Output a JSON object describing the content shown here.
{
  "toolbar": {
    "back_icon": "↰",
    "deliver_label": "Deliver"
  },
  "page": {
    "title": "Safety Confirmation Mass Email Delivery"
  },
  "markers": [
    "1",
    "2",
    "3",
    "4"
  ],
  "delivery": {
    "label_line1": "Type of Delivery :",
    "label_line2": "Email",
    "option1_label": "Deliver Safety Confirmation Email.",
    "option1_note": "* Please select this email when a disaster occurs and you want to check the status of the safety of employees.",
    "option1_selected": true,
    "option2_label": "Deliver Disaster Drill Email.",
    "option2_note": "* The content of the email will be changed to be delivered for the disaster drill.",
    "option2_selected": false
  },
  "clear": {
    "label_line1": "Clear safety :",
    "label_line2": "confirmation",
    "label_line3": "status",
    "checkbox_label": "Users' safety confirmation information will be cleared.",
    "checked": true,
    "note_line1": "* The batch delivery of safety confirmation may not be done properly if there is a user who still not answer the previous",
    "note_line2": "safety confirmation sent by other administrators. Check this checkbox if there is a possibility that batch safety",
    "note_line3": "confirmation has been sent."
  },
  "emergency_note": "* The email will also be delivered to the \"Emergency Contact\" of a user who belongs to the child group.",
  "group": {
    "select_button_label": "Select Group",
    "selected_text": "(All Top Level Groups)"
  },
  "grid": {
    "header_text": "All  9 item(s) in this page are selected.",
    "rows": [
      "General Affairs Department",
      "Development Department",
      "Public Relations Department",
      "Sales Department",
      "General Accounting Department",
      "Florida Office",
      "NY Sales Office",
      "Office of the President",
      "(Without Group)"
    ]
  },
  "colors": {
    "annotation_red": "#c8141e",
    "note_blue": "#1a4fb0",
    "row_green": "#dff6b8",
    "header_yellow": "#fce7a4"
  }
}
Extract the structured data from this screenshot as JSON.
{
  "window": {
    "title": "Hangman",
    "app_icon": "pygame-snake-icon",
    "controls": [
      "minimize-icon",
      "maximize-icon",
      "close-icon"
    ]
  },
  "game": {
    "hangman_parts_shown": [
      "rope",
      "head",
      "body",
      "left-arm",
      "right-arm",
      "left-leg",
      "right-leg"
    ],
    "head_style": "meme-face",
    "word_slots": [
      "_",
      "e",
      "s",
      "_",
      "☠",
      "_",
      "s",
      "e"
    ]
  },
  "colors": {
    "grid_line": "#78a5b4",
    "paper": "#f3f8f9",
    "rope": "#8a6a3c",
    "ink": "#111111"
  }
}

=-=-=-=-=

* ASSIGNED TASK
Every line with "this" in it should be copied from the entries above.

* EXERCISE SOLUTION
    "option1_note": "* Please select this email when a disaster occurs and you want to check the status of the safety of employees.",
    "note_line2": "safety confirmation sent by other administrators. Check this checkbox if there is a possibility that batch safety",
    "header_text": "All  9 item(s) in this page are selected.",
Extract the structured data from this screenshot as JSON.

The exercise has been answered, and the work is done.